Of course, a Tour stage win and the prospect of taking Lance Armstrong’s yellow jersey, which he was more than happy to put up for grabs, are strong motivators. Sure enough, a five-man breakaway left the field behind before the 20th kilometer and never looked back. The fact that the peloton behind did not mount a serious chase shouldn’t take anything away from the supreme effort Magnus Backstedt, Jackob Piil, Thomas Voeckler, Sandy Casar, and Stuart O’Grady put in today.

One of the keys to preparing for long breakaways is increasing the amount of power you can produce while primarily relying on your aerobic engine for energy. The more you have to call upon your anaerobic energy system for energy, the faster you burn through stored carbohydrate in your body and the faster you fatigue. Since the aerobic system burns a mixture of carbohydrate and fat (with a small amount of protein as well), relying on it for the majority of your energy enables you to maintain your power for a longer period of time.

However, if the power you’re able to produce with your aerobic engine is too low to maintain the speed necessary to stay with the breakaway, then you’re going to chip away at your energy reserves faster than the other riders, and accumulate more lactic acid than they will, and eventually you’re likely to fall of the back of the group. The stamina to stay with a long breakaway comes from having a highly-developed aerobic engine that allows you to produce more power while still relying primarily on your aerobic system.

You can use specific workouts to increase the power your aerobic engine can produce. These workouts are not overly intense because you’re targeting the aerobic engine and not the anaerobic system. Rather, duration is the key to these workouts and the intensity is more moderate.

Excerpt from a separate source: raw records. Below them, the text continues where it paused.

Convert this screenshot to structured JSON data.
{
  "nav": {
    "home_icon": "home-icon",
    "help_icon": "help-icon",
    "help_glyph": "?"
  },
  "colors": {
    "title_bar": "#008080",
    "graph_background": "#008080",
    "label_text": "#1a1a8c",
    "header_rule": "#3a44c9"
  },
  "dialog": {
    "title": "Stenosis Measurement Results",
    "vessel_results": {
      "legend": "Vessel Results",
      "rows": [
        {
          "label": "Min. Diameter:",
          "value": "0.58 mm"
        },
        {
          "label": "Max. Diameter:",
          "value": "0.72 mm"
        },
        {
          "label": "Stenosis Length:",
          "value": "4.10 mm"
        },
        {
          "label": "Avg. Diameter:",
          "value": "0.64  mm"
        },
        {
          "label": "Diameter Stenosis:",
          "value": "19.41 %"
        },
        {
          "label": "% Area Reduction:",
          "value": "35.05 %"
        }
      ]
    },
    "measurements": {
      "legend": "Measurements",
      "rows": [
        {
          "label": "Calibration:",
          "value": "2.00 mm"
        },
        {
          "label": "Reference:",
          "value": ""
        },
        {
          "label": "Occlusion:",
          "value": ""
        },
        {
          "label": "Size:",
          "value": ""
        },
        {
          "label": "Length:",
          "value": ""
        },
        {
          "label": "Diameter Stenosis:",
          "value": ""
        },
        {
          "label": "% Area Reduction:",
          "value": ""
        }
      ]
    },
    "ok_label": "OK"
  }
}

One of the most effective workouts for developing aerobic power is a Tempo workout. Long, uninterrupted Tempo intervals at 81% of your 10-minute maximum sustainable power output (plus and minus 5 watts to create a range), or 88% of your maximum sustainable heart rate (plus 4 beats to make a range) if you’re not using a power meter, are just what you need. Less experienced cyclists and Cat 4/5 racers might start out with 20-30 minutes at this intensity with a cadence of about 70-75 rpm. More experienced riders should increase the duration of their Tempo workouts, aiming for 45-60 consistent minutes at this intensity and 70-75 rpm cadence. Riders like George Hincapie sometimes complete a 120-minute long Tempo interval during the course of a 4+ hour endurance ride.

Not only will increasing your aerobic power improve your chances of staying with a breakaway, it will help you have some energy left for the final kick to the finish line. When you run low on carbohydrate, your ability to initiate and respond to strong attacks diminishes drastically. Magnus Backstedt is bigger and stronger than the other four riders he was with in Stage 5’s breakaway. However, by the time the group got within five kilometers of the finish line, Backstedt couldn’t respond to the attacks and was essentially out of contention for the stage win. He could have just been tired, in which case more carbohydrate may not have helped, but it’s also possible that his size (he’s the biggest rider in the peloton at 6-foot-4 and 198 pounds) increased the relative amount of energy he expended during the stage because it’s difficult for such a big rider to get a good draft from smaller riders.

When it came time to put in maximal efforts at the end of the day, efforts that are powered primarily by carbohydrate, the men with the most carbohydrate left in the tank are always going to be the ones with the best finishing kick. Back in April at Paris-Roubaix, it was Backstedt. Today though, it was Stuart O’Grady who had the fuel to get across the finish line first. Chris Carmichael is Lance Armstrong’s coach and author of “Chris Carmichael’s Food For Fitness: Eat Right to Train Right” (available July 2004)

© 2004, Carmichael Training Systems, Inc.